What you should do: Word for word, repeat each entry that follows.

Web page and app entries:
:::
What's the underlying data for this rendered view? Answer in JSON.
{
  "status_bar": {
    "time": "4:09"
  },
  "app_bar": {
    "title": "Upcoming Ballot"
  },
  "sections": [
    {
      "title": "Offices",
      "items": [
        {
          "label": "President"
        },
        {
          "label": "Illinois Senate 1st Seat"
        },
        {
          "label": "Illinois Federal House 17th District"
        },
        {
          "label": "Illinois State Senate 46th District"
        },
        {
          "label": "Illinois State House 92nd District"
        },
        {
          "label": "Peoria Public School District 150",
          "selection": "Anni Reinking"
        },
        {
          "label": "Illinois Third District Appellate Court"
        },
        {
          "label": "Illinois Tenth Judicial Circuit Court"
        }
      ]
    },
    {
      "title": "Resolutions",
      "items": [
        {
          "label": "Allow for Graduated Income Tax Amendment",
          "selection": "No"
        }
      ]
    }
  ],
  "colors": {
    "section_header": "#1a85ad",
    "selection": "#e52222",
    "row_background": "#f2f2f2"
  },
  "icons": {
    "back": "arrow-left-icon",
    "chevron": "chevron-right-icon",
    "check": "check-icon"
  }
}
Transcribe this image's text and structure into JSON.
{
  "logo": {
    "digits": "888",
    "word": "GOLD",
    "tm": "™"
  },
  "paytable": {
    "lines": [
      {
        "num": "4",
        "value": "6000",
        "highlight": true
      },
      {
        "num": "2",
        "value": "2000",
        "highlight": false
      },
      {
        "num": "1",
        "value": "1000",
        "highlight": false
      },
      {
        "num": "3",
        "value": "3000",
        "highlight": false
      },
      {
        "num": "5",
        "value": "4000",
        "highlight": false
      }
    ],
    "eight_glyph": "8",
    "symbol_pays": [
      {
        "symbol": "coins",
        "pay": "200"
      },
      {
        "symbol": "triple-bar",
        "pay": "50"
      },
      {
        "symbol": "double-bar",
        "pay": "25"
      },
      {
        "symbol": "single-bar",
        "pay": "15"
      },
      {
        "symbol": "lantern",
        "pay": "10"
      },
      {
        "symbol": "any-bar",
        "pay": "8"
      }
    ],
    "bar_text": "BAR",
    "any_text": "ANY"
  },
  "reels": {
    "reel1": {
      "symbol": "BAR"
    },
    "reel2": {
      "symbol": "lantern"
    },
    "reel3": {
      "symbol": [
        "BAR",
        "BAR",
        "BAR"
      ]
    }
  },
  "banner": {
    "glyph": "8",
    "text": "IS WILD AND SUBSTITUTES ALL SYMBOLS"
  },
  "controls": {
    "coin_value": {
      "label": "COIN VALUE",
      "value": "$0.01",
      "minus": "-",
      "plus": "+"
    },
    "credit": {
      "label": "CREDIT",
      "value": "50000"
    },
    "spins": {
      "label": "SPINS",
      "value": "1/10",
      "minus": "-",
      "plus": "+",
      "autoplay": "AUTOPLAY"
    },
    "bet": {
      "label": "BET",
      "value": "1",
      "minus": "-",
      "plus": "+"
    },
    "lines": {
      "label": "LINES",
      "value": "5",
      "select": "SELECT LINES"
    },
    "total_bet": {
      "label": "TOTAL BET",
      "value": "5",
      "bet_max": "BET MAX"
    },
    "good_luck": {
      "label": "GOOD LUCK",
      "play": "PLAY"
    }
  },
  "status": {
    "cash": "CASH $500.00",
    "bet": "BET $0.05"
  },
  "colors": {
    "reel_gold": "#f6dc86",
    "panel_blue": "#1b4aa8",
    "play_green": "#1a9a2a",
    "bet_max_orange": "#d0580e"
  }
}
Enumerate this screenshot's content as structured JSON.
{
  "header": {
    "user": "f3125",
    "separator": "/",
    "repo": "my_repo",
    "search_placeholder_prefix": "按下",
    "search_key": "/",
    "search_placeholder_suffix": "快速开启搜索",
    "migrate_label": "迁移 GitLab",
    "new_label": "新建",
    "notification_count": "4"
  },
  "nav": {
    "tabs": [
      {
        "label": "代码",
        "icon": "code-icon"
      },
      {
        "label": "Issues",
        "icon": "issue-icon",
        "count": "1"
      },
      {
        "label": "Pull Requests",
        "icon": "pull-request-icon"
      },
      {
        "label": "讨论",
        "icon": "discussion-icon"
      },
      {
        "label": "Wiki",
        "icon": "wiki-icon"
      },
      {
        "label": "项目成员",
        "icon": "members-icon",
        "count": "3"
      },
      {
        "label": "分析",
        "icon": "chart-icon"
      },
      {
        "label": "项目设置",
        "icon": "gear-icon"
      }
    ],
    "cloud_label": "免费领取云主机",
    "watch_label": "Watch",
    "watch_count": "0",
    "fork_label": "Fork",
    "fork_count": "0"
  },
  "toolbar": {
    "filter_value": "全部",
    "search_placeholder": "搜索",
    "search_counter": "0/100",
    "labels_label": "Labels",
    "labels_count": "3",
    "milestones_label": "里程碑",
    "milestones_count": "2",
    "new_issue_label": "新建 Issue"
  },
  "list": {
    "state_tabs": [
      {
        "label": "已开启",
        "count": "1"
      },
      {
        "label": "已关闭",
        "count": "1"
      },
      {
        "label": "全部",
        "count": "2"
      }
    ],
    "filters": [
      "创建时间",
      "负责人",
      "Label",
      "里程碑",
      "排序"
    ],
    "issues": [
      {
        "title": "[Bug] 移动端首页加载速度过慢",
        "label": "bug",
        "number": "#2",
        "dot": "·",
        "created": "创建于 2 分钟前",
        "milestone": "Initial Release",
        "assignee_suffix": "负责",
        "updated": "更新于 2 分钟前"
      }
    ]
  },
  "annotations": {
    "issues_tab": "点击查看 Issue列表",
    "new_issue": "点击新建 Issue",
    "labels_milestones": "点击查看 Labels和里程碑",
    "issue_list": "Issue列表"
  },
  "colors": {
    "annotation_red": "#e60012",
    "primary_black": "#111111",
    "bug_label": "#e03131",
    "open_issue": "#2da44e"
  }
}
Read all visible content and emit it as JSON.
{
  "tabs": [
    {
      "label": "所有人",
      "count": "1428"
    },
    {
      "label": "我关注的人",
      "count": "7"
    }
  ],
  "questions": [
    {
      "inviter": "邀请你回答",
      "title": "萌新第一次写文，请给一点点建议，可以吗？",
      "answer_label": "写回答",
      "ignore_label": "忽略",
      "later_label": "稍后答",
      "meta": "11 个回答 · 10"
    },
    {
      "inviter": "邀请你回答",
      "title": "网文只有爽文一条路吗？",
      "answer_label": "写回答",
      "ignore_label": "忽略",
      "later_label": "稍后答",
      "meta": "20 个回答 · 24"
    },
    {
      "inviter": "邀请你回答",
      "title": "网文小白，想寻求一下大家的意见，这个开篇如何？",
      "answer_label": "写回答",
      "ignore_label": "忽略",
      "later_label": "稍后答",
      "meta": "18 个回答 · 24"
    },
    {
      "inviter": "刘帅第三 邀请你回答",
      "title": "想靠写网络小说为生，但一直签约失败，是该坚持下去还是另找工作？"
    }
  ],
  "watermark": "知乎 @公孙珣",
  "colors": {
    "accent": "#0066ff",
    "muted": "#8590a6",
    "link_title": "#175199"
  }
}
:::
Answer space:
What's the underlying data for this rendered view? Answer in JSON.
{
  "status_bar": {
    "time": "4:09"
  },
  "app_bar": {
    "title": "Upcoming Ballot"
  },
  "sections": [
    {
      "title": "Offices",
      "items": [
        {
          "label": "President"
        },
        {
          "label": "Illinois Senate 1st Seat"
        },
        {
          "label": "Illinois Federal House 17th District"
        },
        {
          "label": "Illinois State Senate 46th District"
        },
        {
          "label": "Illinois State House 92nd District"
        },
        {
          "label": "Peoria Public School District 150",
          "selection": "Anni Reinking"
        },
        {
          "label": "Illinois Third District Appellate Court"
        },
        {
          "label": "Illinois Tenth Judicial Circuit Court"
        }
      ]
    },
    {
      "title": "Resolutions",
      "items": [
        {
          "label": "Allow for Graduated Income Tax Amendment",
          "selection": "No"
        }
      ]
    }
  ],
  "colors": {
    "section_header": "#1a85ad",
    "selection": "#e52222",
    "row_background": "#f2f2f2"
  },
  "icons": {
    "back": "arrow-left-icon",
    "chevron": "chevron-right-icon",
    "check": "check-icon"
  }
}
Transcribe this image's text and structure into JSON.
{
  "logo": {
    "digits": "888",
    "word": "GOLD",
    "tm": "™"
  },
  "paytable": {
    "lines": [
      {
        "num": "4",
        "value": "6000",
        "highlight": true
      },
      {
        "num": "2",
        "value": "2000",
        "highlight": false
      },
      {
        "num": "1",
        "value": "1000",
        "highlight": false
      },
      {
        "num": "3",
        "value": "3000",
        "highlight": false
      },
      {
        "num": "5",
        "value": "4000",
        "highlight": false
      }
    ],
    "eight_glyph": "8",
    "symbol_pays": [
      {
        "symbol": "coins",
        "pay": "200"
      },
      {
        "symbol": "triple-bar",
        "pay": "50"
      },
      {
        "symbol": "double-bar",
        "pay": "25"
      },
      {
        "symbol": "single-bar",
        "pay": "15"
      },
      {
        "symbol": "lantern",
        "pay": "10"
      },
      {
        "symbol": "any-bar",
        "pay": "8"
      }
    ],
    "bar_text": "BAR",
    "any_text": "ANY"
  },
  "reels": {
    "reel1": {
      "symbol": "BAR"
    },
    "reel2": {
      "symbol": "lantern"
    },
    "reel3": {
      "symbol": [
        "BAR",
        "BAR",
        "BAR"
      ]
    }
  },
  "banner": {
    "glyph": "8",
    "text": "IS WILD AND SUBSTITUTES ALL SYMBOLS"
  },
  "controls": {
    "coin_value": {
      "label": "COIN VALUE",
      "value": "$0.01",
      "minus": "-",
      "plus": "+"
    },
    "credit": {
      "label": "CREDIT",
      "value": "50000"
    },
    "spins": {
      "label": "SPINS",
      "value": "1/10",
      "minus": "-",
      "plus": "+",
      "autoplay": "AUTOPLAY"
    },
    "bet": {
      "label": "BET",
      "value": "1",
      "minus": "-",
      "plus": "+"
    },
    "lines": {
      "label": "LINES",
      "value": "5",
      "select": "SELECT LINES"
    },
    "total_bet": {
      "label": "TOTAL BET",
      "value": "5",
      "bet_max": "BET MAX"
    },
    "good_luck": {
      "label": "GOOD LUCK",
      "play": "PLAY"
    }
  },
  "status": {
    "cash": "CASH $500.00",
    "bet": "BET $0.05"
  },
  "colors": {
    "reel_gold": "#f6dc86",
    "panel_blue": "#1b4aa8",
    "play_green": "#1a9a2a",
    "bet_max_orange": "#d0580e"
  }
}
Enumerate this screenshot's content as structured JSON.
{
  "header": {
    "user": "f3125",
    "separator": "/",
    "repo": "my_repo",
    "search_placeholder_prefix": "按下",
    "search_key": "/",
    "search_placeholder_suffix": "快速开启搜索",
    "migrate_label": "迁移 GitLab",
    "new_label": "新建",
    "notification_count": "4"
  },
  "nav": {
    "tabs": [
      {
        "label": "代码",
        "icon": "code-icon"
      },
      {
        "label": "Issues",
        "icon": "issue-icon",
        "count": "1"
      },
      {
        "label": "Pull Requests",
        "icon": "pull-request-icon"
      },
      {
        "label": "讨论",
        "icon": "discussion-icon"
      },
      {
        "label": "Wiki",
        "icon": "wiki-icon"
      },
      {
        "label": "项目成员",
        "icon": "members-icon",
        "count": "3"
      },
      {
        "label": "分析",
        "icon": "chart-icon"
      },
      {
        "label": "项目设置",
        "icon": "gear-icon"
      }
    ],
    "cloud_label": "免费领取云主机",
    "watch_label": "Watch",
    "watch_count": "0",
    "fork_label": "Fork",
    "fork_count": "0"
  },
  "toolbar": {
    "filter_value": "全部",
    "search_placeholder": "搜索",
    "search_counter": "0/100",
    "labels_label": "Labels",
    "labels_count": "3",
    "milestones_label": "里程碑",
    "milestones_count": "2",
    "new_issue_label": "新建 Issue"
  },
  "list": {
    "state_tabs": [
      {
        "label": "已开启",
        "count": "1"
      },
      {
        "label": "已关闭",
        "count": "1"
      },
      {
        "label": "全部",
        "count": "2"
      }
    ],
    "filters": [
      "创建时间",
      "负责人",
      "Label",
      "里程碑",
      "排序"
    ],
    "issues": [
      {
        "title": "[Bug] 移动端首页加载速度过慢",
        "label": "bug",
        "number": "#2",
        "dot": "·",
        "created": "创建于 2 分钟前",
        "milestone": "Initial Release",
        "assignee_suffix": "负责",
        "updated": "更新于 2 分钟前"
      }
    ]
  },
  "annotations": {
    "issues_tab": "点击查看 Issue列表",
    "new_issue": "点击新建 Issue",
    "labels_milestones": "点击查看 Labels和里程碑",
    "issue_list": "Issue列表"
  },
  "colors": {
    "annotation_red": "#e60012",
    "primary_black": "#111111",
    "bug_label": "#e03131",
    "open_issue": "#2da44e"
  }
}
Read all visible content and emit it as JSON.
{
  "tabs": [
    {
      "label": "所有人",
      "count": "1428"
    },
    {
      "label": "我关注的人",
      "count": "7"
    }
  ],
  "questions": [
    {
      "inviter": "邀请你回答",
      "title": "萌新第一次写文，请给一点点建议，可以吗？",
      "answer_label": "写回答",
      "ignore_label": "忽略",
      "later_label": "稍后答",
      "meta": "11 个回答 · 10"
    },
    {
      "inviter": "邀请你回答",
      "title": "网文只有爽文一条路吗？",
      "answer_label": "写回答",
      "ignore_label": "忽略",
      "later_label": "稍后答",
      "meta": "20 个回答 · 24"
    },
    {
      "inviter": "邀请你回答",
      "title": "网文小白，想寻求一下大家的意见，这个开篇如何？",
      "answer_label": "写回答",
      "ignore_label": "忽略",
      "later_label": "稍后答",
      "meta": "18 个回答 · 24"
    },
    {
      "inviter": "刘帅第三 邀请你回答",
      "title": "想靠写网络小说为生，但一直签约失败，是该坚持下去还是另找工作？"
    }
  ],
  "watermark": "知乎 @公孙珣",
  "colors": {
    "accent": "#0066ff",
    "muted": "#8590a6",
    "link_title": "#175199"
  }
}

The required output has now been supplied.